BEGIN

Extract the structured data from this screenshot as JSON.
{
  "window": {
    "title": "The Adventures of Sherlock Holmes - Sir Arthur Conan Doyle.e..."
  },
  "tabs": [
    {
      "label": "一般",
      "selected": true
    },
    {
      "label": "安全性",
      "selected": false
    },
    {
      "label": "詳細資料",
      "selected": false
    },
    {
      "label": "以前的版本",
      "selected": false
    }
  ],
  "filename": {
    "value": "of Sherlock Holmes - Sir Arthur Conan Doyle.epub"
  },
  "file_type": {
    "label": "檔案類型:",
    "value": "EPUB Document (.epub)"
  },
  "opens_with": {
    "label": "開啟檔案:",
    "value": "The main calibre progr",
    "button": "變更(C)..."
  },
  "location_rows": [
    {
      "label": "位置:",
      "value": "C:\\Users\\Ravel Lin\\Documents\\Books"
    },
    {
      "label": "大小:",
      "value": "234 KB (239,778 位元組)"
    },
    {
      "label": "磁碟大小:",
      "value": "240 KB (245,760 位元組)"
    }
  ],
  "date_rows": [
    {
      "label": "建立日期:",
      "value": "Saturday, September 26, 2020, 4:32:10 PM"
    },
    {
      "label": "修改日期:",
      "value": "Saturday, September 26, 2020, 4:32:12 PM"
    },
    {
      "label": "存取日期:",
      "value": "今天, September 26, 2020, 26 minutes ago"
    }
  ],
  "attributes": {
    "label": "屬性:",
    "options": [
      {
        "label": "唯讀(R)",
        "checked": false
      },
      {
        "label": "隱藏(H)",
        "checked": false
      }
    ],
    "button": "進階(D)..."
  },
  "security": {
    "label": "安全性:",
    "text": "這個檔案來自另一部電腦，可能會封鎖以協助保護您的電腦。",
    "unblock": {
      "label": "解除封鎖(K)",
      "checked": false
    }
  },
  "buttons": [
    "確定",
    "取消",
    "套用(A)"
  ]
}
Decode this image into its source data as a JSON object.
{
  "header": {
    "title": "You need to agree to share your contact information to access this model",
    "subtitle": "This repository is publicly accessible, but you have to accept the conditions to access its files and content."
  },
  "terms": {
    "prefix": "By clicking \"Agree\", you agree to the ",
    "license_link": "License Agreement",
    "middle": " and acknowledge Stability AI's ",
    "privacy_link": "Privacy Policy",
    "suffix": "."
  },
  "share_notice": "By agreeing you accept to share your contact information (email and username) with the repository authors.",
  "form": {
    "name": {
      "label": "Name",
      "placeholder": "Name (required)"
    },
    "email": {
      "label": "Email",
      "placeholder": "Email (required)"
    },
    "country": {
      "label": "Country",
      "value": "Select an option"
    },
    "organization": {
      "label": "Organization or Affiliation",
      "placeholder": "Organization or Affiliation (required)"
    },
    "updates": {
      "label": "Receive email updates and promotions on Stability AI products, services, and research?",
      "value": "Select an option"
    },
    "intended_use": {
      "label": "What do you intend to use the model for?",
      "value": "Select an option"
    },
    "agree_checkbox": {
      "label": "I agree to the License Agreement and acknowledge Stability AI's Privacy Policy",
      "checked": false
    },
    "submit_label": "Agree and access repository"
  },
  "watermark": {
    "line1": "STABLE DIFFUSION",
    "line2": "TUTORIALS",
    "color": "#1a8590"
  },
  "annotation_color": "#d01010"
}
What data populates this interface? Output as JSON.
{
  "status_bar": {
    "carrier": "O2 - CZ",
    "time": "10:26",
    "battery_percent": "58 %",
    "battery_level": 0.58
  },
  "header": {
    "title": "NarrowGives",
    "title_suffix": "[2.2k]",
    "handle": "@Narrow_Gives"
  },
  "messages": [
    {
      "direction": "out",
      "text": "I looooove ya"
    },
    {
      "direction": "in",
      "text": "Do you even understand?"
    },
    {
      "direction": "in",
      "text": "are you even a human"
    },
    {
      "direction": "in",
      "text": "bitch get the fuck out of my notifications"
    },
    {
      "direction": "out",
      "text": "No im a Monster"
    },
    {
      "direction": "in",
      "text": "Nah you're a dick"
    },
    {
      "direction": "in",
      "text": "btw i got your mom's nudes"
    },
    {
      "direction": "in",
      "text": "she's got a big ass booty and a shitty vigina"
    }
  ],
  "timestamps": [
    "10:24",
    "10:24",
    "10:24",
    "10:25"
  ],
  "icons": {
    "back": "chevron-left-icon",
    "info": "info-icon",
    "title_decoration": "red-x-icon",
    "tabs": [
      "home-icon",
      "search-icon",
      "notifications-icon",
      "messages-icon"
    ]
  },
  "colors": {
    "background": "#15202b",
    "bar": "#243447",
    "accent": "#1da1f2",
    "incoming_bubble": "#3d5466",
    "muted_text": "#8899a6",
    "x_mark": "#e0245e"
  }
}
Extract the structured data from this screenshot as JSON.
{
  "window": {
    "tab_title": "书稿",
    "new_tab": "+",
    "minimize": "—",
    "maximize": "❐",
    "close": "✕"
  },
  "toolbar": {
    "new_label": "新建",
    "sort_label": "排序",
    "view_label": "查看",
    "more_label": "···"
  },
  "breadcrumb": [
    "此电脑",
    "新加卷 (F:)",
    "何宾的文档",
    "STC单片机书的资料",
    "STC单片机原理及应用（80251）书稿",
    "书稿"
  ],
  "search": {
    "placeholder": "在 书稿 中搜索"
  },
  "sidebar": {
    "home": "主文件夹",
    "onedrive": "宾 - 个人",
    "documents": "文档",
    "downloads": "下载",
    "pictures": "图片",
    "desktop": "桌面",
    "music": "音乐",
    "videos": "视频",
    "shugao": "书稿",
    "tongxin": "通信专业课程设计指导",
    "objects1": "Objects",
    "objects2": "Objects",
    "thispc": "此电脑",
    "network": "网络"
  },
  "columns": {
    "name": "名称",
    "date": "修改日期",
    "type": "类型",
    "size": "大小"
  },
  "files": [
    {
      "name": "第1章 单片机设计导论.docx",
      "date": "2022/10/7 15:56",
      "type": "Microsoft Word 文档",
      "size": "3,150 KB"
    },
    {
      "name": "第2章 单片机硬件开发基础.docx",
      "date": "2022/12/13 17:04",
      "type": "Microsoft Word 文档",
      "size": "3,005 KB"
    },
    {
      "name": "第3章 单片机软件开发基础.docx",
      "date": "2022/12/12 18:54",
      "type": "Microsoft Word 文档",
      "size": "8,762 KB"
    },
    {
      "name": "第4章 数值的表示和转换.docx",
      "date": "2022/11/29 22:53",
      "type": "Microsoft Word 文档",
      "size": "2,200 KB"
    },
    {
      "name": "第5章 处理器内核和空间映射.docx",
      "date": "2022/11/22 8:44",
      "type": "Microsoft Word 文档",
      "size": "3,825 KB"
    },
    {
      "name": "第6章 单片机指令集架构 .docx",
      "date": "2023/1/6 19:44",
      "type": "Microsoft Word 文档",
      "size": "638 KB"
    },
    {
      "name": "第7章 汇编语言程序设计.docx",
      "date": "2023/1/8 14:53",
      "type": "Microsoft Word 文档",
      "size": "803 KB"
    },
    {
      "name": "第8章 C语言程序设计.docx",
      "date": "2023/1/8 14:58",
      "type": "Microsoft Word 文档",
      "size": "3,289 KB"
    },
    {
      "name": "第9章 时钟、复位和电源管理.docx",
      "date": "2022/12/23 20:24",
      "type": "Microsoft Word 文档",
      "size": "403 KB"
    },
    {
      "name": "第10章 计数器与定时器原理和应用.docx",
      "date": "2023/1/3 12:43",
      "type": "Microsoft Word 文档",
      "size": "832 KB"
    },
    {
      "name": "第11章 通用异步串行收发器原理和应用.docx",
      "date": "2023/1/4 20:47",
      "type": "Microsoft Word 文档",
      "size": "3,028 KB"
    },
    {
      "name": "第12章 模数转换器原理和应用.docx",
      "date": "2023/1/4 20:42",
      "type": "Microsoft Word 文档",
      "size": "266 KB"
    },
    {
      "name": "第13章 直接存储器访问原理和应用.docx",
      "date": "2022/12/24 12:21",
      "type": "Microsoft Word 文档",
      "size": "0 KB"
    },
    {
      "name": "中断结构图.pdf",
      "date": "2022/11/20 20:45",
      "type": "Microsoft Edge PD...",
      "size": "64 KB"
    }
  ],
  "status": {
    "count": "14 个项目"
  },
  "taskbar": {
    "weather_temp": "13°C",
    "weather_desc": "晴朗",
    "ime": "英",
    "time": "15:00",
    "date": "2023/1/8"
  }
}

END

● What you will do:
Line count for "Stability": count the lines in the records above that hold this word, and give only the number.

● Expected answer:
3